● Information

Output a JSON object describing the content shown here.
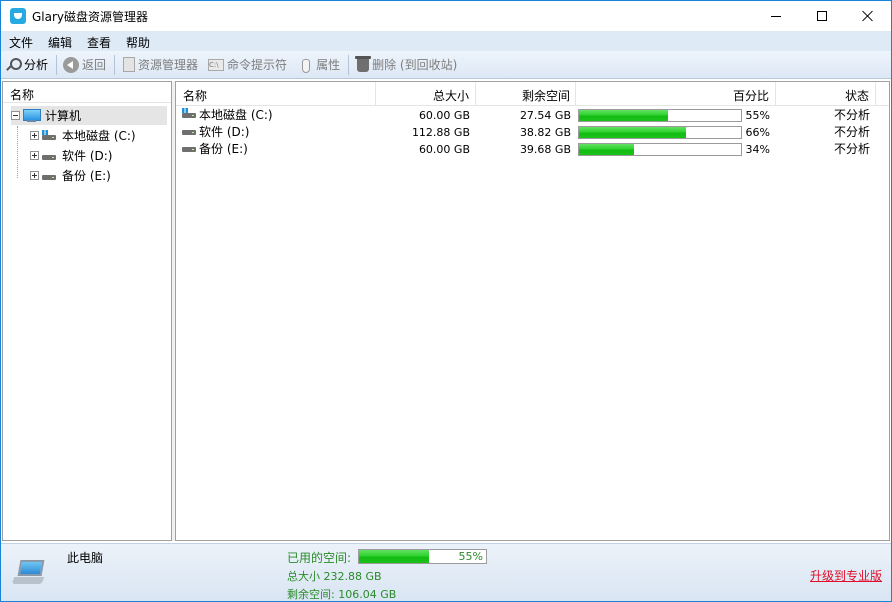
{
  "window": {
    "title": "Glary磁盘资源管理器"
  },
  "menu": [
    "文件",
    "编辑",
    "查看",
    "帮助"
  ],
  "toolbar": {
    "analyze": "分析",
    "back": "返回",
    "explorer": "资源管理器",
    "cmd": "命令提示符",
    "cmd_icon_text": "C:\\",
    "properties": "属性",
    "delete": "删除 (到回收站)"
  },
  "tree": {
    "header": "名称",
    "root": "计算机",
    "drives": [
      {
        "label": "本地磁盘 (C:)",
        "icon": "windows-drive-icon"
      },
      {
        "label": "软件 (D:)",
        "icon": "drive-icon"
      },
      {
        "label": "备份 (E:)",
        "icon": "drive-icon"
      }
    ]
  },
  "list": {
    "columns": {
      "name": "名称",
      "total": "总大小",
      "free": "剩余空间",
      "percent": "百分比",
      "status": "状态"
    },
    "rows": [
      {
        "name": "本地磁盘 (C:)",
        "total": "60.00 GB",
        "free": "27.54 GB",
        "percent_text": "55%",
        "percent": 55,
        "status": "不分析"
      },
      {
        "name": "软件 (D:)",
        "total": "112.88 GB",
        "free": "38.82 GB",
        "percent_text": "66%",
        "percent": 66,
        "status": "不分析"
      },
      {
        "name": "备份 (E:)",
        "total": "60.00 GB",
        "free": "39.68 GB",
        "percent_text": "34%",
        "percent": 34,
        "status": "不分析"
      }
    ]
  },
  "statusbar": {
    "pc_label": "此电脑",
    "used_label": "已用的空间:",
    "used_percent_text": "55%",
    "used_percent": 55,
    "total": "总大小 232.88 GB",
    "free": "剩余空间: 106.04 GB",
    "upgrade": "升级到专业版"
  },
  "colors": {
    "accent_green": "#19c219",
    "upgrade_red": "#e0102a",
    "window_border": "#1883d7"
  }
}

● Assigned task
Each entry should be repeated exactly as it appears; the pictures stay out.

● Answer section
Output a JSON object describing the content shown here.
{
  "window": {
    "title": "Glary磁盘资源管理器"
  },
  "menu": [
    "文件",
    "编辑",
    "查看",
    "帮助"
  ],
  "toolbar": {
    "analyze": "分析",
    "back": "返回",
    "explorer": "资源管理器",
    "cmd": "命令提示符",
    "cmd_icon_text": "C:\\",
    "properties": "属性",
    "delete": "删除 (到回收站)"
  },
  "tree": {
    "header": "名称",
    "root": "计算机",
    "drives": [
      {
        "label": "本地磁盘 (C:)",
        "icon": "windows-drive-icon"
      },
      {
        "label": "软件 (D:)",
        "icon": "drive-icon"
      },
      {
        "label": "备份 (E:)",
        "icon": "drive-icon"
      }
    ]
  },
  "list": {
    "columns": {
      "name": "名称",
      "total": "总大小",
      "free": "剩余空间",
      "percent": "百分比",
      "status": "状态"
    },
    "rows": [
      {
        "name": "本地磁盘 (C:)",
        "total": "60.00 GB",
        "free": "27.54 GB",
        "percent_text": "55%",
        "percent": 55,
        "status": "不分析"
      },
      {
        "name": "软件 (D:)",
        "total": "112.88 GB",
        "free": "38.82 GB",
        "percent_text": "66%",
        "percent": 66,
        "status": "不分析"
      },
      {
        "name": "备份 (E:)",
        "total": "60.00 GB",
        "free": "39.68 GB",
        "percent_text": "34%",
        "percent": 34,
        "status": "不分析"
      }
    ]
  },
  "statusbar": {
    "pc_label": "此电脑",
    "used_label": "已用的空间:",
    "used_percent_text": "55%",
    "used_percent": 55,
    "total": "总大小 232.88 GB",
    "free": "剩余空间: 106.04 GB",
    "upgrade": "升级到专业版"
  },
  "colors": {
    "accent_green": "#19c219",
    "upgrade_red": "#e0102a",
    "window_border": "#1883d7"
  }
}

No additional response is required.